> [What the exercise asks]:
Write out every record below exactly as it appears, omitting the pictures.

'''

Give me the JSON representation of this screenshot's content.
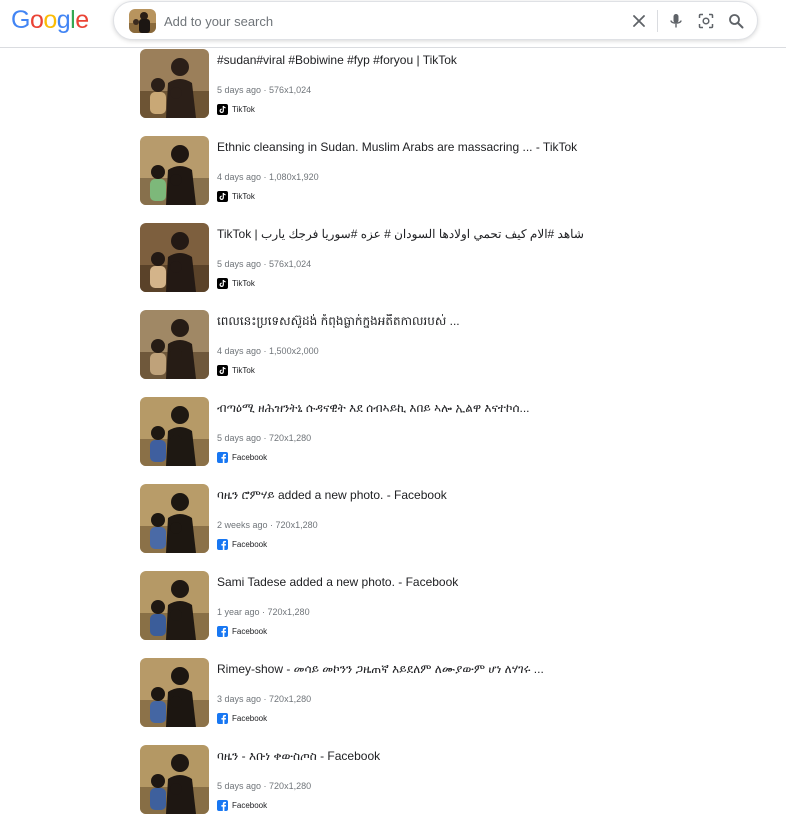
{
  "logo": {
    "letters": [
      "G",
      "o",
      "o",
      "g",
      "l",
      "e"
    ],
    "colors": [
      "#4285F4",
      "#EA4335",
      "#FBBC05",
      "#4285F4",
      "#34A853",
      "#EA4335"
    ]
  },
  "search": {
    "placeholder": "Add to your search",
    "value": ""
  },
  "icons": {
    "clear": "close-icon",
    "voice": "microphone-icon",
    "lens": "lens-icon",
    "search": "search-icon"
  },
  "brand_colors": {
    "tiktok": "#000000",
    "facebook": "#1877F2"
  },
  "results": [
    {
      "title": "#sudan#viral #Bobiwine #fyp #foryou | TikTok",
      "age": "5 days ago",
      "size": "576x1,024",
      "source": "TikTok",
      "source_icon": "tiktok-icon"
    },
    {
      "title": "Ethnic cleansing in Sudan. Muslim Arabs are massacring ... - TikTok",
      "age": "4 days ago",
      "size": "1,080x1,920",
      "source": "TikTok",
      "source_icon": "tiktok-icon"
    },
    {
      "title": "TikTok | شاهد #الام كيف تحمي اولادها السودان # عزه #سوريا فرجك يارب",
      "age": "5 days ago",
      "size": "576x1,024",
      "source": "TikTok",
      "source_icon": "tiktok-icon"
    },
    {
      "title": "ពេលនេះប្រទេសស៊ូដង់ កំពុងធ្លាក់ក្នុងអតីតកាលរបស់ ...",
      "age": "4 days ago",
      "size": "1,500x2,000",
      "source": "TikTok",
      "source_icon": "tiktok-icon"
    },
    {
      "title": "ብጣዕሚ ዘሕዝንትኒ ሱዳናዊት እደ ሰብኣይኪ እበይ ኣሎ ኢልዋ እናተኮሰ...",
      "age": "5 days ago",
      "size": "720x1,280",
      "source": "Facebook",
      "source_icon": "facebook-icon"
    },
    {
      "title": "ባዜን ሮምሃይ added a new photo. - Facebook",
      "age": "2 weeks ago",
      "size": "720x1,280",
      "source": "Facebook",
      "source_icon": "facebook-icon"
    },
    {
      "title": "Sami Tadese added a new photo. - Facebook",
      "age": "1 year ago",
      "size": "720x1,280",
      "source": "Facebook",
      "source_icon": "facebook-icon"
    },
    {
      "title": "Rimey-show - መሳይ መኮንን ጋዜጠኛ እይደለም ለሙያውም ሆነ ለሃገሩ ...",
      "age": "3 days ago",
      "size": "720x1,280",
      "source": "Facebook",
      "source_icon": "facebook-icon"
    },
    {
      "title": "ባዜን - እቡነ ቀውስጦስ - Facebook",
      "age": "5 days ago",
      "size": "720x1,280",
      "source": "Facebook",
      "source_icon": "facebook-icon"
    }
  ]
}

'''

> [Answer to the exercise]:
Give me the JSON representation of this screenshot's content.
{
  "logo": {
    "letters": [
      "G",
      "o",
      "o",
      "g",
      "l",
      "e"
    ],
    "colors": [
      "#4285F4",
      "#EA4335",
      "#FBBC05",
      "#4285F4",
      "#34A853",
      "#EA4335"
    ]
  },
  "search": {
    "placeholder": "Add to your search",
    "value": ""
  },
  "icons": {
    "clear": "close-icon",
    "voice": "microphone-icon",
    "lens": "lens-icon",
    "search": "search-icon"
  },
  "brand_colors": {
    "tiktok": "#000000",
    "facebook": "#1877F2"
  },
  "results": [
    {
      "title": "#sudan#viral #Bobiwine #fyp #foryou | TikTok",
      "age": "5 days ago",
      "size": "576x1,024",
      "source": "TikTok",
      "source_icon": "tiktok-icon"
    },
    {
      "title": "Ethnic cleansing in Sudan. Muslim Arabs are massacring ... - TikTok",
      "age": "4 days ago",
      "size": "1,080x1,920",
      "source": "TikTok",
      "source_icon": "tiktok-icon"
    },
    {
      "title": "TikTok | شاهد #الام كيف تحمي اولادها السودان # عزه #سوريا فرجك يارب",
      "age": "5 days ago",
      "size": "576x1,024",
      "source": "TikTok",
      "source_icon": "tiktok-icon"
    },
    {
      "title": "ពេលនេះប្រទេសស៊ូដង់ កំពុងធ្លាក់ក្នុងអតីតកាលរបស់ ...",
      "age": "4 days ago",
      "size": "1,500x2,000",
      "source": "TikTok",
      "source_icon": "tiktok-icon"
    },
    {
      "title": "ብጣዕሚ ዘሕዝንትኒ ሱዳናዊት እደ ሰብኣይኪ እበይ ኣሎ ኢልዋ እናተኮሰ...",
      "age": "5 days ago",
      "size": "720x1,280",
      "source": "Facebook",
      "source_icon": "facebook-icon"
    },
    {
      "title": "ባዜን ሮምሃይ added a new photo. - Facebook",
      "age": "2 weeks ago",
      "size": "720x1,280",
      "source": "Facebook",
      "source_icon": "facebook-icon"
    },
    {
      "title": "Sami Tadese added a new photo. - Facebook",
      "age": "1 year ago",
      "size": "720x1,280",
      "source": "Facebook",
      "source_icon": "facebook-icon"
    },
    {
      "title": "Rimey-show - መሳይ መኮንን ጋዜጠኛ እይደለም ለሙያውም ሆነ ለሃገሩ ...",
      "age": "3 days ago",
      "size": "720x1,280",
      "source": "Facebook",
      "source_icon": "facebook-icon"
    },
    {
      "title": "ባዜን - እቡነ ቀውስጦስ - Facebook",
      "age": "5 days ago",
      "size": "720x1,280",
      "source": "Facebook",
      "source_icon": "facebook-icon"
    }
  ]
}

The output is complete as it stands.